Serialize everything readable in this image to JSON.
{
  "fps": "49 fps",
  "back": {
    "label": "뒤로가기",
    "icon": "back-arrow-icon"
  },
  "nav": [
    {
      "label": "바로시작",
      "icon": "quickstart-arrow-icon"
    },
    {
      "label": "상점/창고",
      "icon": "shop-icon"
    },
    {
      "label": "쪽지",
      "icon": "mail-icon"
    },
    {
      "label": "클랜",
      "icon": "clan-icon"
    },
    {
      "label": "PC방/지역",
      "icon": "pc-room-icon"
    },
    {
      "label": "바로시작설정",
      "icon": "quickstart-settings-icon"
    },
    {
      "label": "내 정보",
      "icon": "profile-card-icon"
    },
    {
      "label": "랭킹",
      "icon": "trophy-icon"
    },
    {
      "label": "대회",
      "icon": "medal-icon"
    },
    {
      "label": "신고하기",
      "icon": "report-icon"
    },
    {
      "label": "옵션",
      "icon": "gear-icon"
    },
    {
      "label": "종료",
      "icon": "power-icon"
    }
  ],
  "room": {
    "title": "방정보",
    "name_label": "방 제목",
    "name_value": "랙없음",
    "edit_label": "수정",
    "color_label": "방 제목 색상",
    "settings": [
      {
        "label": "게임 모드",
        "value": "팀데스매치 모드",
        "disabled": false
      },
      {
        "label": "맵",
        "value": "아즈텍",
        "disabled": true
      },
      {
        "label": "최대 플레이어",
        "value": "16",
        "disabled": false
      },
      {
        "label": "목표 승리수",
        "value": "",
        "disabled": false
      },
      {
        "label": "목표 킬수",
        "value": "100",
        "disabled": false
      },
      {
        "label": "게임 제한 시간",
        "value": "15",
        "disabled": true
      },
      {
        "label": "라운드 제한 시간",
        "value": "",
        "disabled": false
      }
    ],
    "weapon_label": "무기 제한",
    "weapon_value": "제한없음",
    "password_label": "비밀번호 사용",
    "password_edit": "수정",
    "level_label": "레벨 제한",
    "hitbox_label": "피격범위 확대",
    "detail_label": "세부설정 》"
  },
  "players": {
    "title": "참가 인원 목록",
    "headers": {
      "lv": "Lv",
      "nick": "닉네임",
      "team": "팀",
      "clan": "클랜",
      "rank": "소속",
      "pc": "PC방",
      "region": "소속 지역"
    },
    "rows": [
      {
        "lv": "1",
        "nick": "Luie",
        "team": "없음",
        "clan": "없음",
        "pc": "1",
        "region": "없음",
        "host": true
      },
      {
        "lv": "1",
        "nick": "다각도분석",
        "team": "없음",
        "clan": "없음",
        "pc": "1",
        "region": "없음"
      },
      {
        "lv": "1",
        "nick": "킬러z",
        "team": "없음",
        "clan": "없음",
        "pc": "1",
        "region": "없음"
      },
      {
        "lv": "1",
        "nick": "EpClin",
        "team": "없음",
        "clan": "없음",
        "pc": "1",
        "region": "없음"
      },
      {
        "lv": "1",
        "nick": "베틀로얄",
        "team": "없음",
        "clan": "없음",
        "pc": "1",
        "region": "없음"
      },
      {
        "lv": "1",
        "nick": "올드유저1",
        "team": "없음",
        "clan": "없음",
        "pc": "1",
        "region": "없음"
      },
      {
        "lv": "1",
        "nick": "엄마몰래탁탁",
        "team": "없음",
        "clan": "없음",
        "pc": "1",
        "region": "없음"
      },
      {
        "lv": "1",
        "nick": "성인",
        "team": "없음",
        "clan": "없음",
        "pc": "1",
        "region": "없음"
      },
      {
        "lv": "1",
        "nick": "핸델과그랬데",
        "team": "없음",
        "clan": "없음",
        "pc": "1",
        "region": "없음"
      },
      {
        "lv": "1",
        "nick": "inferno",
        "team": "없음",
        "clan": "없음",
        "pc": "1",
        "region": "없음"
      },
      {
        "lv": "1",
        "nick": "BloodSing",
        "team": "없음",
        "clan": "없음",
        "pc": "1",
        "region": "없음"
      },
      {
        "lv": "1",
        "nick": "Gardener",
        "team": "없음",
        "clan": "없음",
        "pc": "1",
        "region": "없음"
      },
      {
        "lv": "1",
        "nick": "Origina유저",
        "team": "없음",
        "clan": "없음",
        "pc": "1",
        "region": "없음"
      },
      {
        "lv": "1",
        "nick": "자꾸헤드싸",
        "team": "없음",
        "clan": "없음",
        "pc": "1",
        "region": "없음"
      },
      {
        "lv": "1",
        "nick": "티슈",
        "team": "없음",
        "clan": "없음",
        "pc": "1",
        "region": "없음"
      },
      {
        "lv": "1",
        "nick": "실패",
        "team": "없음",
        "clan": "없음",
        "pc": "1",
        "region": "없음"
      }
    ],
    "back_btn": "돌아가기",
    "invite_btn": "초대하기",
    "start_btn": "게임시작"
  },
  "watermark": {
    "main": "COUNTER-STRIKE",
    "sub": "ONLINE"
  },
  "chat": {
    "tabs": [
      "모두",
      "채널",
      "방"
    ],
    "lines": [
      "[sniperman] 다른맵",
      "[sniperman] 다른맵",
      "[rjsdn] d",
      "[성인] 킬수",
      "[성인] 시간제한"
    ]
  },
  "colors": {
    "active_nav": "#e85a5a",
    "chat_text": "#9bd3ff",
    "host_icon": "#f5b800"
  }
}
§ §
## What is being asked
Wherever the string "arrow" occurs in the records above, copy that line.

## Task answer
    "icon": "back-arrow-icon"
      "icon": "quickstart-arrow-icon"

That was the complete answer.